“Podunk” attracts the visitor with a sign of a Parisian style table on its outside wall. The door opens heavily, although a welcoming italic “Open” is written on it. Inside “Podunk”, a lamp shines on a wooden desk next to the door and a paper sign states: “Staff only”.

Two elderly women sit at one of two white garden desks, one of them on a bench, the other on a chair. They chat slowly and quietly. One woman wears a huntsman’s hat, decorated with a bright blue feather. Her skirt has a print like dotted paint. The other one is dressed in dark colors, has grey and short hair, and a lower voice than her friend.

Going deeper inside, a young woman stands up and welcomes me. She wears a green cap and a 80s sport jacket.

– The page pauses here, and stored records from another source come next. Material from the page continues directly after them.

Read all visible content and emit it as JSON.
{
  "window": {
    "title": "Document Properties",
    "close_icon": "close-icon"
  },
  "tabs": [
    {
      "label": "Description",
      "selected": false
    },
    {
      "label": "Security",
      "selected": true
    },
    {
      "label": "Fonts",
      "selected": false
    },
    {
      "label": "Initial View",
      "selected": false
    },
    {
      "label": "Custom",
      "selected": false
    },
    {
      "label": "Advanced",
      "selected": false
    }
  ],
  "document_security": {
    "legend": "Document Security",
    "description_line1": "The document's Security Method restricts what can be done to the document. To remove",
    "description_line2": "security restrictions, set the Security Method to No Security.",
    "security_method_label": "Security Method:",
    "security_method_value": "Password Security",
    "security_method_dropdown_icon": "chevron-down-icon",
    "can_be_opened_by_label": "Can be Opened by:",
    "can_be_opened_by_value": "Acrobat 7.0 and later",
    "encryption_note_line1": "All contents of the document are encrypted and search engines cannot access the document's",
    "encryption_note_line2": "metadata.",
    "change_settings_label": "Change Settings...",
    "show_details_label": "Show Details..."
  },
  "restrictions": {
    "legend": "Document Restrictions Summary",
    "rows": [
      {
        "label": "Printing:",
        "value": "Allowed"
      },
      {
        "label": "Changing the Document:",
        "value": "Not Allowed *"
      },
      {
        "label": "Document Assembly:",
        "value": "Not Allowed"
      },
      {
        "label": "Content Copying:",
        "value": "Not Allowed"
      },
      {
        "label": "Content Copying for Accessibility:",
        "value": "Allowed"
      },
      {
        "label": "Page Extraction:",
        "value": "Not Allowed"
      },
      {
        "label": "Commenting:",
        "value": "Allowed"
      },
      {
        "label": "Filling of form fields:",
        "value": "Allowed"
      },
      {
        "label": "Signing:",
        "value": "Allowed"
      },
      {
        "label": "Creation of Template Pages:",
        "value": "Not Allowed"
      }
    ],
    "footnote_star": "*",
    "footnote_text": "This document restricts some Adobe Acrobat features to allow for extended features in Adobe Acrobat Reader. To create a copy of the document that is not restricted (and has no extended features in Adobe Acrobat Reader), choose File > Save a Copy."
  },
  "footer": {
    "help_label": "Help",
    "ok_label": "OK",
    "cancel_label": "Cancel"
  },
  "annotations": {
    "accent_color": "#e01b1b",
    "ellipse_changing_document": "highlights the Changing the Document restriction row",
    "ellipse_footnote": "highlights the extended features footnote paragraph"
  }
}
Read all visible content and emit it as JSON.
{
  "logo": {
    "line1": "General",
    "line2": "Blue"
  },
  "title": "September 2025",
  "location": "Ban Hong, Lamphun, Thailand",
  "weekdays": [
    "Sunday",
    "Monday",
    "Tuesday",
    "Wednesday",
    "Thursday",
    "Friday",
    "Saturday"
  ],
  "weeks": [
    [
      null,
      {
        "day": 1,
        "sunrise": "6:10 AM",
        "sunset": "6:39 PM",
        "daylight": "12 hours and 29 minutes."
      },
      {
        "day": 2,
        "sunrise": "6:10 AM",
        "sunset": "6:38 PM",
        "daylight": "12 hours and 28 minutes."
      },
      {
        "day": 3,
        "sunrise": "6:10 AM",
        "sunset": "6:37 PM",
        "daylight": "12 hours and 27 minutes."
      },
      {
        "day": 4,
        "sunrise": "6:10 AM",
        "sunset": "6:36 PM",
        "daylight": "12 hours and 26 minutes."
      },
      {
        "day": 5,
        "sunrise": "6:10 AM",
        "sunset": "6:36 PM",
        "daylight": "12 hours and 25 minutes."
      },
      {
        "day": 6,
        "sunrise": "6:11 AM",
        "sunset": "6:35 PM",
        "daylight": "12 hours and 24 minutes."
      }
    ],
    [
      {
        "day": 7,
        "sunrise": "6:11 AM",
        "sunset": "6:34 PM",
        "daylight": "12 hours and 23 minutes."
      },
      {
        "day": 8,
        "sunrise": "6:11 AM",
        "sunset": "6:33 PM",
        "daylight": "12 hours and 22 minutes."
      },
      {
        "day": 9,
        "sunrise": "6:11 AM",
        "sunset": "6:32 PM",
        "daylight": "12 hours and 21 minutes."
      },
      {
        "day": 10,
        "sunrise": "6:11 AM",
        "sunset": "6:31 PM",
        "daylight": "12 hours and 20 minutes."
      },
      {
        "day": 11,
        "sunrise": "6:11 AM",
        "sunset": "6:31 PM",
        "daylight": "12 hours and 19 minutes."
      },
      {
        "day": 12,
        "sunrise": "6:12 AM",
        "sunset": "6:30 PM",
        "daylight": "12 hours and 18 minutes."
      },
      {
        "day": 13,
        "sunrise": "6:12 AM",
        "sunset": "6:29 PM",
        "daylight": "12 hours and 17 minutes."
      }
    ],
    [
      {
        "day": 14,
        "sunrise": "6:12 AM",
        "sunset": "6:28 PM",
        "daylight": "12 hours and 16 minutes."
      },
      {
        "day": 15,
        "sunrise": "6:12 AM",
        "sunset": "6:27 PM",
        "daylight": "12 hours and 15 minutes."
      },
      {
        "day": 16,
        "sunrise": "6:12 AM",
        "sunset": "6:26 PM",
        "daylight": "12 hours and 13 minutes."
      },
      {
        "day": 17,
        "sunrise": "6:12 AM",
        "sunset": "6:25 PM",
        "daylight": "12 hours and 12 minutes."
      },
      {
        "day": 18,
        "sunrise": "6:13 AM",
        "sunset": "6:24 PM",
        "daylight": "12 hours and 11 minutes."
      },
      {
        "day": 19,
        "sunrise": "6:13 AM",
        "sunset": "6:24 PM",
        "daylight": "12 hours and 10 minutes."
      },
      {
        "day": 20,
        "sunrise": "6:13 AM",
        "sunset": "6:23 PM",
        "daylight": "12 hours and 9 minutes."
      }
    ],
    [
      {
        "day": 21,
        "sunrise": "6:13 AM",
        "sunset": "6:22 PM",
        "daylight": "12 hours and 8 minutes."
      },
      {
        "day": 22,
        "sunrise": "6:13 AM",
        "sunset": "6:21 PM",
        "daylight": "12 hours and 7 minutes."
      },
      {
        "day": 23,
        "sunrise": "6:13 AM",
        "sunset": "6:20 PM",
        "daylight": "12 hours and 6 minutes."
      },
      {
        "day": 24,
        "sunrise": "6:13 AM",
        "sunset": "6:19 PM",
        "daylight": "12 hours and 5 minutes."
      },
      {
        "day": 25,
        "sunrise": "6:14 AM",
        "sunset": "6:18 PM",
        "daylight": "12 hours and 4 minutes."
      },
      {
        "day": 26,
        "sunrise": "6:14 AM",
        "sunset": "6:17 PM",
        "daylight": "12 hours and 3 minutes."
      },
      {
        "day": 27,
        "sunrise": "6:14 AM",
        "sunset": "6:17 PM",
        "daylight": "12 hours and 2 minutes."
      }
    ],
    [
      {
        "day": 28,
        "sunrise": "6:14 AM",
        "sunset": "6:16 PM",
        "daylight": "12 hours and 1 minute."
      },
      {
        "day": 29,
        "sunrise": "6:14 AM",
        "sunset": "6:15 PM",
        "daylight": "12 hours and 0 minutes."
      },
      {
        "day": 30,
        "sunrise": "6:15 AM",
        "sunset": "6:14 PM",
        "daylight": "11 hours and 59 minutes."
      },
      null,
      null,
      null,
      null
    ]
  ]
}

On her table she has a tablet with a teapot and a cup. All of these items are green. The woman lifts herself from the table and calls for the waitress, who is presumably a relative. The waitress hurries to come from the back kitchenette. It is easy to imagine her as a countryside-landlord serving beer, pretzels, and pork, but pink framed glasses in her face disturb that picture slightly. I am standing at her service desk, which is a huge dining table.

Thereon, a three-stock-vitrine presents so many teapots, that some are lined up on top. And I ask the waitress, “Do you have coffee?” She replies, “No, this is a teahouse, but wouldn’t you like a tea instead? They are really good,” and smiles so warm-heartedly, that I couldn’t run out of her teahouse. I skim the menu, which offers about twenty tastes, and decide upon a Ginger Lemon Tea, iced please. That drink will cost me $8. An incredible price, as I am not very thirsty. This teahouse visit and this iced tea are just a task on writing colorfully. My professor issued the task 20 minutes ago in our Reporting Downtown Class, to be started immediately in the Journalism Department’s neighborhood.

I sit down on a garden desk ensemble, and the young woman replaces herself opposite at her table. Piano music is playing from a record player, placed in a suitcase. Two bookshelves stand aside my bench. The clock in “Podunk” runs five minutes ahead. The teahouse should be called a tearoom, as it is just flat-size. A cadastral map of Cooper Square, a wide format painting of four sheep, and nine canvases with newspaper shavings are shown on the wall.

The waitress serves a glass for pickling, but neither cucumbers, beans, nor peas are served. She puts the iced tea on the table. That massive drink weighs almost a kilogram. Ginger slices, grapes, and ice swim inside, a spoon and a straw stretch outside. It tastes mild, spicy just in the outflow.

“Podunk’s” door opens and a woman, presumably in her 60s, comes in. The waitress hastens from the back and asks, “Is this Lorry?” She welcomes Lorry, and the ladies talk about Pope Francis in town, Obama in town and the storm forecasts – for them, definitely too much at once. They sit down apart, and I wish I could note down more on Lorry’s visit in my notebook while I coping with my massive iced tea and the clock, which reminds me steadily on the task’s time limit of 45 minutes outside the class room, and which fosters the hurry by running five minutes apart. I drink as fast as I can, leave the grapes inside the pickling glass, and don’t wait for the check to be brought but instead pay cash at the service desk. Leaving “Podunk”, the door opens heavy as it did initially but now Lorry sits at the “Staff only” table.

This story is part of my Reporting Downtown Class of September 30th. I received feedback and rewrote the story. Some (German) readers might find a definition of “Podunk” helpful. “Podunk” is a name for a hypothetical insignificant town. In German, we call such places Hintertupfingen.